Jamestown remained a major Virginia port until the eighteenth century. Settlers relied on the water for a good deal of their personal travel, as well as the transportation of tobacco and other crops for export. In 1633, legislation had been passed that created five different inspection points, including one at Jamestown, where tobacco was to be brought for examination and grading.
The port of Jamestown was a bustling place. In 1649, the author of A Perfect Description of Virginia revealed “at last Christmas we had trading here ten ships from London, two from Bristoll, twelve Hollanders, and seven from New-England.” Vessels such as these would bring goods from many lands; archeologists have uncovered artifacts of items from Spain, Germany, Holland, England and even China.
In order to house imported and exported items, Jamestown had its share of warehouses along the waterfront. Governor John Harvey would report in the 1630s that “there was not one foote of ground for half a mile together by the Rivers side in James Towne but was taken up and undertaken to be built….” Merchants had patented three of five waterfront lots; known waterfront features in the 1630s include a warehouse on the property of merchant William Parry, located near here. Brick foundation fragments found along the riverfront area may have been portions of similar buildings.
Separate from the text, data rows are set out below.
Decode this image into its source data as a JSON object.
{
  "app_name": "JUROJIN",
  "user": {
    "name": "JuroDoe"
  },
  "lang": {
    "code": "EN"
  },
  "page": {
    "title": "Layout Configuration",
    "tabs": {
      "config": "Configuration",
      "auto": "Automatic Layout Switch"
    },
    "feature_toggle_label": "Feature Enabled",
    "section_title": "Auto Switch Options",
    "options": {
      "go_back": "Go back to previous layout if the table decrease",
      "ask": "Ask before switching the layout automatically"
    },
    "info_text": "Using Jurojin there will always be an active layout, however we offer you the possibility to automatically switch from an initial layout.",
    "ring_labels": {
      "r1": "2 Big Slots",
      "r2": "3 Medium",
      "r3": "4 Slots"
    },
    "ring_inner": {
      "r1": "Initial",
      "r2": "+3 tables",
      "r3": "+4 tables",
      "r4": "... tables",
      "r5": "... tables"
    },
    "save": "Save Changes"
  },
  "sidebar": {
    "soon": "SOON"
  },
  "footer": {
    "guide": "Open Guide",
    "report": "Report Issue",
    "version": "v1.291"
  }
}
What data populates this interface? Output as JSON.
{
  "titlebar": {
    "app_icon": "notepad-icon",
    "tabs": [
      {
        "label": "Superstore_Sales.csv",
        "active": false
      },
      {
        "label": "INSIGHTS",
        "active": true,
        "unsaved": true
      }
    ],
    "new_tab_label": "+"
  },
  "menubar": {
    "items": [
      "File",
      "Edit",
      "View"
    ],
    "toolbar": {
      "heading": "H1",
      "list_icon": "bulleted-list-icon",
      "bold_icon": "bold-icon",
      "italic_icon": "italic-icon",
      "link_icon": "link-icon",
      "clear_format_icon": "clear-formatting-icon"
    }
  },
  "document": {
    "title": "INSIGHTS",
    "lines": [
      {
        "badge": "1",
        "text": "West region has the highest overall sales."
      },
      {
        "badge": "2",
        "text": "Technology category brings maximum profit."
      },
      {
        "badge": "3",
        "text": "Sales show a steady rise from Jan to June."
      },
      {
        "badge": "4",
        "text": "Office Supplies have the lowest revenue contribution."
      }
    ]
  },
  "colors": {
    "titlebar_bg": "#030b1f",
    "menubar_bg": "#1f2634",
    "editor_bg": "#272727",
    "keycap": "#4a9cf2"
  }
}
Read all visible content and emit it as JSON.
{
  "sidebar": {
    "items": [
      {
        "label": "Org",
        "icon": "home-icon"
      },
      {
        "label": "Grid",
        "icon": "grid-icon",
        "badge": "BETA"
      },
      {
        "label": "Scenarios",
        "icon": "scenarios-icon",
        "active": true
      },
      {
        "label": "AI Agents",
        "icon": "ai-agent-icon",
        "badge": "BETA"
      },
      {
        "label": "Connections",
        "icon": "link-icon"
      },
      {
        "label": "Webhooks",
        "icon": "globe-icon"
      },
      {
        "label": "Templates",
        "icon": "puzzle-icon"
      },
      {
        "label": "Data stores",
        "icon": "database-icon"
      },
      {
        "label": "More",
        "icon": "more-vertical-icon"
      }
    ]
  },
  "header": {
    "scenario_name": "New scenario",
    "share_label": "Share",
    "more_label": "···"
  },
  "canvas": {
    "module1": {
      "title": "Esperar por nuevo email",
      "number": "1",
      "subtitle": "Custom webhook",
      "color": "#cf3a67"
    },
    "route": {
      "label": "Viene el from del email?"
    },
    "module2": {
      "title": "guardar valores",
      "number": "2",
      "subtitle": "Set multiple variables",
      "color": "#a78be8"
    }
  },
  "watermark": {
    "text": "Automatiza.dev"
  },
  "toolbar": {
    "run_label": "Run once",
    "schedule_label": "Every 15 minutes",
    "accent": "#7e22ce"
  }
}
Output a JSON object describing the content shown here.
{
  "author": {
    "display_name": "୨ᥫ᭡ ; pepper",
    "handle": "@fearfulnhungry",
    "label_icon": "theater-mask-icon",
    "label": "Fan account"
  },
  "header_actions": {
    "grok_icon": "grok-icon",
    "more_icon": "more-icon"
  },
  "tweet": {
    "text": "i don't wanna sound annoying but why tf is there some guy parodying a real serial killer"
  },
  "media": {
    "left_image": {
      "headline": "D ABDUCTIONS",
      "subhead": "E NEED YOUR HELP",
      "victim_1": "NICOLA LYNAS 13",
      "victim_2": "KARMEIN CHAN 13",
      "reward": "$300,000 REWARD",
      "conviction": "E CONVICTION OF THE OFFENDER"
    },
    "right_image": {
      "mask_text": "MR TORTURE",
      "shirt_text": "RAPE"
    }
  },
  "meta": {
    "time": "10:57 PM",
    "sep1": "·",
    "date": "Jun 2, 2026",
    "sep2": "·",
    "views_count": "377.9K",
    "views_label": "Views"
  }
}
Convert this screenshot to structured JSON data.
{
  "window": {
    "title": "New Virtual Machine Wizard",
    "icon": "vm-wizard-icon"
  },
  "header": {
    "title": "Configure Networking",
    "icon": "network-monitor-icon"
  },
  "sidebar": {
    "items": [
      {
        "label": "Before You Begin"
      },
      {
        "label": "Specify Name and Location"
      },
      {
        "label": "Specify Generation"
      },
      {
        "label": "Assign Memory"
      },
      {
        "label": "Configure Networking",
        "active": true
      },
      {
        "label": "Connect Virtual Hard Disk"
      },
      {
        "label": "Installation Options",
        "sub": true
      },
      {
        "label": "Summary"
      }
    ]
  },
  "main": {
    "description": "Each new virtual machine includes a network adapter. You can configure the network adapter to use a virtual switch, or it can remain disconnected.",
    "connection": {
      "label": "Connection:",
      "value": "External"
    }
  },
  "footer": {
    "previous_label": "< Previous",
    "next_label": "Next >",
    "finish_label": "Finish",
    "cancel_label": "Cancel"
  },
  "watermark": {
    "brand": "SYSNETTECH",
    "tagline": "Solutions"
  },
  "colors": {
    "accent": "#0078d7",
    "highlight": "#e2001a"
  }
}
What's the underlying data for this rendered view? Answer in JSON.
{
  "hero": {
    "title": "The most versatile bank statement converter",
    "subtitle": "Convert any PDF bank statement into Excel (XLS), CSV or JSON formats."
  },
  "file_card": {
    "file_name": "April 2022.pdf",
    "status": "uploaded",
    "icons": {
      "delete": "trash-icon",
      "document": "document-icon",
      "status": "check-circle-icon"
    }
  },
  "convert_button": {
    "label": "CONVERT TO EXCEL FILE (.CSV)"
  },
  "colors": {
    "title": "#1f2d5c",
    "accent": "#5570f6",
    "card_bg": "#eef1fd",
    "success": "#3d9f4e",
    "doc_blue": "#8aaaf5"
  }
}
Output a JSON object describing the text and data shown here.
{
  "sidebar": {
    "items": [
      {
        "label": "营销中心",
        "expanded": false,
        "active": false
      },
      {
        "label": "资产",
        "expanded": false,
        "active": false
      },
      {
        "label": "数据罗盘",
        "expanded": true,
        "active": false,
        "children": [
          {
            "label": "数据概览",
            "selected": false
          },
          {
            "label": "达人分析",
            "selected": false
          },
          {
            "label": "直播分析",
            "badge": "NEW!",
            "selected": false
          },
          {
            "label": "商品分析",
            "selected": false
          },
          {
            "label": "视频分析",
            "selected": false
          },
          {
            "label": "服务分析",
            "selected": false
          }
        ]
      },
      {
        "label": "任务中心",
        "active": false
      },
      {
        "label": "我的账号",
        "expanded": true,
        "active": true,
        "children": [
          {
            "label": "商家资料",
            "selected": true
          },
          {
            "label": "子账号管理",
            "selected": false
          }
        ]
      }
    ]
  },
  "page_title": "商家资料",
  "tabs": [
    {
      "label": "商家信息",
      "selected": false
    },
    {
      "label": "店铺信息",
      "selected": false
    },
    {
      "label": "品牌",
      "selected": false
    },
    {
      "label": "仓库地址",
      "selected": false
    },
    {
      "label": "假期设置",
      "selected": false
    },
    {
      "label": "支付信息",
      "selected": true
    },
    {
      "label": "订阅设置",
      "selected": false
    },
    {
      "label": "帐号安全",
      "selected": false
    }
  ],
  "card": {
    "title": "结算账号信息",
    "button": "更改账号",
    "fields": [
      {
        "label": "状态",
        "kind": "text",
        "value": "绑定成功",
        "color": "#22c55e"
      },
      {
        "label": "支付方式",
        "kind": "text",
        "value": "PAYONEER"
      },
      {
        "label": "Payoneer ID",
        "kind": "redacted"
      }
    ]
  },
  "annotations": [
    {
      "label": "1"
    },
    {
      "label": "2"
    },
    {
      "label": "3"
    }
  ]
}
Timber storehouses might well have been constructed that have now vanished without a trace.